The discussions regarding racism in the UK I’ve had prior to and in the wake of this global movement have been nothing short of eye-opening. Many people seem to be giving the impression that they are willing to do the work needed to educate themselves on this subject. The response we have seen across social media, in theory, suggest potential change as people are continuing to share useful resources and as books on institutional racism fly off the shelves. This is a start.

However, after speaking at length with a lot of my POC friends, I’ve noticed that while sharing articles and showing support online is important, it must not slip our minds that initiating the real-life conversations on how black people are treated in society is crucial. Listening to a podcast with your favourite celebrities discussing the topic is great, but are enough people going further in questioning their personal behaviours and deeply ingrained prejudices? Spoiler: probably not.

This process isn’t supposed to be easy. Accepting that you are part of a system and throughout your life have contributed consciously or subconsciously in promoting racial injustice is uncomfortable. These feelings and realisations are necessary to invoke a mindset which accepts responsibility and is committed to changing habitual beliefs.

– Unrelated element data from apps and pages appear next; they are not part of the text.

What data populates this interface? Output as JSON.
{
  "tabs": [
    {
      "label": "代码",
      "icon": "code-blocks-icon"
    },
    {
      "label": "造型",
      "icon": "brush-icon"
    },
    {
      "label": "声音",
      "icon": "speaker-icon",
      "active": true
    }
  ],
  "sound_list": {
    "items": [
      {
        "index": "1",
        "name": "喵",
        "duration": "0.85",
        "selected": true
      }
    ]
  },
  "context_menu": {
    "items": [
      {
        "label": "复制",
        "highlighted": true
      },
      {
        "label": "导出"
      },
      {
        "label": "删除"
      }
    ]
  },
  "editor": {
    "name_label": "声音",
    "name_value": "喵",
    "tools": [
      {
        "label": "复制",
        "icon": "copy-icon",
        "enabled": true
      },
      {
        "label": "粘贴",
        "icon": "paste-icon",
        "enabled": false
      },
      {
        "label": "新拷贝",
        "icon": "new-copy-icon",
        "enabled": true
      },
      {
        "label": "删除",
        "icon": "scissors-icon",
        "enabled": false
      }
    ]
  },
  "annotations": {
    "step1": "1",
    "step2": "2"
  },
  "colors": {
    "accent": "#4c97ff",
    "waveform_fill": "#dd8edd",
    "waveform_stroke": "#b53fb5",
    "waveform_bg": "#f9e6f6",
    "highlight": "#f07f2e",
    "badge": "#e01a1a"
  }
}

I recall a conversation I had about a month ago with my friend Lutanga, who is both Zambian and English. I had asked him his thoughts on what he thinks white people need to be aware of: “Friends either fear what to say, so they don’t speak their mind, or it goes the other way where they feel too comfortable and think they can say whatever they want or do whatever they want because they have a black friend. Being black or mixed-race has now been qualified as ‘cool’ by some but there are so many everyday racist scenarios that people don’t understand.”

“People make assumptions like ‘oh you’re black, you must be good at this’ or ‘you’re black, you must be not very good at this’. People need to understand that they can’t just say one thing if they’re going to act the opposite of what they actually mean. You might be all buddy-buddy with me until you go home to your parents and then you start making different comments,” he added.

I asked him a question that had been on my mind for some time, one which I think many people will resonate with. How can someone who undoubtedly benefits from white privilege initiate and explore the topic of racism without seeming disrespectful or inauthentic?

“It’s really just knowledge, learn what is acceptable to say and what isn’t so that you understand the boundary and never have to cross it. Understand that mixed-race people come from two cultures; just because I have white attributes that doesn’t mean I’m not black at all. There is no need to assume that everything you’re going to say might offend us, it’s the way you go about saying it. If you’re defensive, I’m gonna be defensive. People only think stereotypes are true through a lack of understanding. If you have a black friend or a friend from another culture, ask loads of questions, in the correct way.”

That’s exactly why alongside signing petitions, educating yourself on the history of white supremacy and attending protests, one of the most useful resources available to us right now might just be our voices. By both speaking up when you hear a racist comment, having constructive conversations and being confident in confronting people’s views, you might be able to further change. As a placard at the protest rightfully stated; understanding that black lives matter more than your white friends’ feelings.

I had to explain to my best friend of ten year’s mum that racism is far more of an issue in the UK than she believed it to be—this is an example of the work that needs to be done behind closed doors. It won’t be easy and it won’t happen by itself. The excuse of ignorance in different generations is not a valid one. It is in these moments which are not shared on Instagram that our dedication to this movement is truly challenged as we must push aside the presence of our ego in order to rip the roots of systemic racism from under the ground.

Are you willing to take part or will you watch from the sidelines?